So, you can imagine that part of my impetus to read Life As We Knew It was the shiny arc of this title showing up at work.
The time frame is the same, but this time the setting is NYC and the Morales family's experience of the meteor.
With Papi missing in Puerto Rico, and Mami missing from a hospital in Queens, Alex is the head of the family. He has Bri and Julie to take care of, but he is sure that this is just a glitch, and that his plans of Georgetown and the Presidency may well come to fruition.
Alex is a kid who knows that there are a couple of different NYCs. He is, after all, on scholarship at his school, and some of the boys never let him forget it. He doesn't wonder too much when money loses its' value, and he and schoolmate Kevin turn to body shopping in order to provide what each of their families need.
Somehow I thought that the story told from NYC would hit me harder. I found myself persnickety about facts like feet above sea-level in my borough, and a certain lack of terror that surely would have taken place.

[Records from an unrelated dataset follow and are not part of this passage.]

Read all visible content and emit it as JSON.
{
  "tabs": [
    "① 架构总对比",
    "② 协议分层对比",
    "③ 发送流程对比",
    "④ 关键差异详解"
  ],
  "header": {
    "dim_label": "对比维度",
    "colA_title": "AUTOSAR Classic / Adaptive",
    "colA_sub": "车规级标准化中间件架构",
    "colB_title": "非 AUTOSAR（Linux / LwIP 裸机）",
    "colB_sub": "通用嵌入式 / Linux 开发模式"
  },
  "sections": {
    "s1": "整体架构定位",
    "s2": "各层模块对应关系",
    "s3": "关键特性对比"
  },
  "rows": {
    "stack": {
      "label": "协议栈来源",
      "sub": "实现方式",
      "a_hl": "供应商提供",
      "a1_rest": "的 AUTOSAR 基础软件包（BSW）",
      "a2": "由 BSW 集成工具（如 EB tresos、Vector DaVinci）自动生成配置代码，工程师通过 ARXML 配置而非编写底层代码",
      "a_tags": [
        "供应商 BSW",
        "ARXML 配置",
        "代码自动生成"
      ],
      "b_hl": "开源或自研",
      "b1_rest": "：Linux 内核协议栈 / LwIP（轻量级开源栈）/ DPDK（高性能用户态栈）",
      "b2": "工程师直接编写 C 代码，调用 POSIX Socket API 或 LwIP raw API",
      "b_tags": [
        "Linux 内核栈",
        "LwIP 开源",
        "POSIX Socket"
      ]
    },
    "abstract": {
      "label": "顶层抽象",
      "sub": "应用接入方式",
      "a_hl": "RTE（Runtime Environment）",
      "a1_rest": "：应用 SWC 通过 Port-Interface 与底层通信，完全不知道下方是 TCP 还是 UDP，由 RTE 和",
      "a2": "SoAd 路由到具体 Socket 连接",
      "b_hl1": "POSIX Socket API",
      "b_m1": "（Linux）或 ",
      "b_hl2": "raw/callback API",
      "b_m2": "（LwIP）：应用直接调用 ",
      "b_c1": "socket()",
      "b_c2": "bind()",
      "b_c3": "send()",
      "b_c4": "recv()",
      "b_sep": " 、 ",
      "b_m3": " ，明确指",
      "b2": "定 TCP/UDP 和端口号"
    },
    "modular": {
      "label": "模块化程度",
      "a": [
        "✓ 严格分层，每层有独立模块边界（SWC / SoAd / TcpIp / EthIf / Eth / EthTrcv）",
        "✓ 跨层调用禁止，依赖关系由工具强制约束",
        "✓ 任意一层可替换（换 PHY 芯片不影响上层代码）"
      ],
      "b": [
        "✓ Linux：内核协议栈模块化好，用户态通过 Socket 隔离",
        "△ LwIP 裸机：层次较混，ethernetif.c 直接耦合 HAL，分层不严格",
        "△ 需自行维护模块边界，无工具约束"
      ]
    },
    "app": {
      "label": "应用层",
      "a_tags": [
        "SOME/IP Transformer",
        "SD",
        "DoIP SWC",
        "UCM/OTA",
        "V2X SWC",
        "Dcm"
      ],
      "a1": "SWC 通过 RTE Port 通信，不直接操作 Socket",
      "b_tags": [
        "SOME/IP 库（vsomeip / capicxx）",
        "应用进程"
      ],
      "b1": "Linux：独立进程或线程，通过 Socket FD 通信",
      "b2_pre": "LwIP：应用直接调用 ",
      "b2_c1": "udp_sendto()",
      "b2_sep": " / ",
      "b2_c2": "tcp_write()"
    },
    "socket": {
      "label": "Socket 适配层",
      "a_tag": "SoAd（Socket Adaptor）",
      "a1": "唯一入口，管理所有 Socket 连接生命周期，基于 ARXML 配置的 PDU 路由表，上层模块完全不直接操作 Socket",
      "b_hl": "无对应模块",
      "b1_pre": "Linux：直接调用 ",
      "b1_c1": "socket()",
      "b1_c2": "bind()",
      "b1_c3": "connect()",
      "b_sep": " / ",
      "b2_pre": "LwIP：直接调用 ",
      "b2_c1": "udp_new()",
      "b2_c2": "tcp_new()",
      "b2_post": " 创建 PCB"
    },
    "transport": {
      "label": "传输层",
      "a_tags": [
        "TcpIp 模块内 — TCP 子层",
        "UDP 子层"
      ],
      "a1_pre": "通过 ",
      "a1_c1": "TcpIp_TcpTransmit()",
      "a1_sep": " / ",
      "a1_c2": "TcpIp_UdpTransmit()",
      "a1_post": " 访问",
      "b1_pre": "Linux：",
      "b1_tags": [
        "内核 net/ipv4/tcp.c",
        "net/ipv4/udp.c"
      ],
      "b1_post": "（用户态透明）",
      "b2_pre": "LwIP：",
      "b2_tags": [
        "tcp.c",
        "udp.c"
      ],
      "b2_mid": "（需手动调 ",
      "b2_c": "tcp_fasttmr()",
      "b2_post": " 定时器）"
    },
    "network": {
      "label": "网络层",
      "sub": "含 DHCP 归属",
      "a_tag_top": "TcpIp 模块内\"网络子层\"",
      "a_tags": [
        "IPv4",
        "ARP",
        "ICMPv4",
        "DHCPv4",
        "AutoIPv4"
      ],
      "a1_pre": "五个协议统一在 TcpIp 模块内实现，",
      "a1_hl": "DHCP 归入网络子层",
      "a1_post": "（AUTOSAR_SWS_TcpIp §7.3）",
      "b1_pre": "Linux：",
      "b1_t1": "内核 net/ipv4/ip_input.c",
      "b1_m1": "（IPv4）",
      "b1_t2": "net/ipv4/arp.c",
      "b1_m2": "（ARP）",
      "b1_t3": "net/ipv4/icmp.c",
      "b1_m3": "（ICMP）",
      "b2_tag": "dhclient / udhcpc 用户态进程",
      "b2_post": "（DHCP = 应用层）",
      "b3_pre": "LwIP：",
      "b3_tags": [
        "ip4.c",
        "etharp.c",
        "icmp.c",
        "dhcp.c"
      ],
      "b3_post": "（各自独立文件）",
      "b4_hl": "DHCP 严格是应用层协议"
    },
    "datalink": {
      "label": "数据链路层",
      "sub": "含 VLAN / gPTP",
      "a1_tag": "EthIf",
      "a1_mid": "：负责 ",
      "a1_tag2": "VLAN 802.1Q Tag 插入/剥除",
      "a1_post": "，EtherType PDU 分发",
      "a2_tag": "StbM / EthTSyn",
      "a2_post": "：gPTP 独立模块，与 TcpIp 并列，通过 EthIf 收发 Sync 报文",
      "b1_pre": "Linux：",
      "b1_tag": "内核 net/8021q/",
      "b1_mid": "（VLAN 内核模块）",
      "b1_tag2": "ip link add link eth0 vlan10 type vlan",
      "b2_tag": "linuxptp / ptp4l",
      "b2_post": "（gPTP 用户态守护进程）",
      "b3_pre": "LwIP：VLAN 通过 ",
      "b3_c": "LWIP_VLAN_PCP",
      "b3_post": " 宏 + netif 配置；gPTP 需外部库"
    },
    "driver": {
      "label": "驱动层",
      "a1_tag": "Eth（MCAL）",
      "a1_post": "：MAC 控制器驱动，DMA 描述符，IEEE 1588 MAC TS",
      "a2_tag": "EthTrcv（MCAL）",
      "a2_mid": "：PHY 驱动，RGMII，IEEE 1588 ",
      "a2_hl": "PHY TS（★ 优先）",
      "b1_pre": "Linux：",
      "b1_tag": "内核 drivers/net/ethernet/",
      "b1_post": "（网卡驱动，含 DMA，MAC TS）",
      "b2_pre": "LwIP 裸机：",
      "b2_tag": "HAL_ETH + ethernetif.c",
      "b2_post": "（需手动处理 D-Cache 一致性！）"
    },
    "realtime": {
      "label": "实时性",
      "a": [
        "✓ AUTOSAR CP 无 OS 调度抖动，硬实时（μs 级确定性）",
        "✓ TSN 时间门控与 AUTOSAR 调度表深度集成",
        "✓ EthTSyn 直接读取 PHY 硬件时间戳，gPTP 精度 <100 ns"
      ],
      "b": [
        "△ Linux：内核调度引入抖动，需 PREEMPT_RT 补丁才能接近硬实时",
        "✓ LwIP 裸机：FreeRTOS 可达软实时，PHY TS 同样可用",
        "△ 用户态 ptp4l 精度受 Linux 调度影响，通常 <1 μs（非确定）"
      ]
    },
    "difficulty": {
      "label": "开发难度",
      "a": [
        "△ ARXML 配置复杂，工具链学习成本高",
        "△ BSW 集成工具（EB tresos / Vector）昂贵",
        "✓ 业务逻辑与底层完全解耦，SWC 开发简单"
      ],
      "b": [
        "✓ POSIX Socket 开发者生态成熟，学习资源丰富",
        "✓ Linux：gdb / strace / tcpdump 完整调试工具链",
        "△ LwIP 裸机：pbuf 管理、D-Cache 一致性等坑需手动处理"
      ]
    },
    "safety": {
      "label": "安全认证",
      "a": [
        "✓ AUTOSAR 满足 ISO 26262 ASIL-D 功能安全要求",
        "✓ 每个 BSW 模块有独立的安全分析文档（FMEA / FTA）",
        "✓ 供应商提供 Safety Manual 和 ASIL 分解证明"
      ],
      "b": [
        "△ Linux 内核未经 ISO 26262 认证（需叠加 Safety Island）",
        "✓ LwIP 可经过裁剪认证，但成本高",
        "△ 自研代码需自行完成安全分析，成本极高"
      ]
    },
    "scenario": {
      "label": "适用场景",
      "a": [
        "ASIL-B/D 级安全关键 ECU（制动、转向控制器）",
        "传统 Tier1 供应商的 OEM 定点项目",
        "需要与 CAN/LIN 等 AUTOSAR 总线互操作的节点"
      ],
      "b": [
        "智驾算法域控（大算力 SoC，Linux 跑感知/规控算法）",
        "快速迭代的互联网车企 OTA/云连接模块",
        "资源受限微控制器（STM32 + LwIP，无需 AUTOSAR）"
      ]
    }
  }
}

I wonder if it is the lack of first person narrative that led me to yearn for the feeling of Life As We Knew It. That said, however, The Dead and the Gone does several interesting things. I love the way that Pfeffer built the disparity between social classes so easily into the plot line. Rich families do not experience the losses that Alex and his family do. Folks that exist in a perpetually clean NYC do not have to see the filth of the dead, do they? This is a reality of NYC. People who live here have incredibly different existences, one could say solely because of income. Also, I enjoyed the difference between the country and city post apocalyptic experiences.
These books really make readers wonder, "What would I do if...?"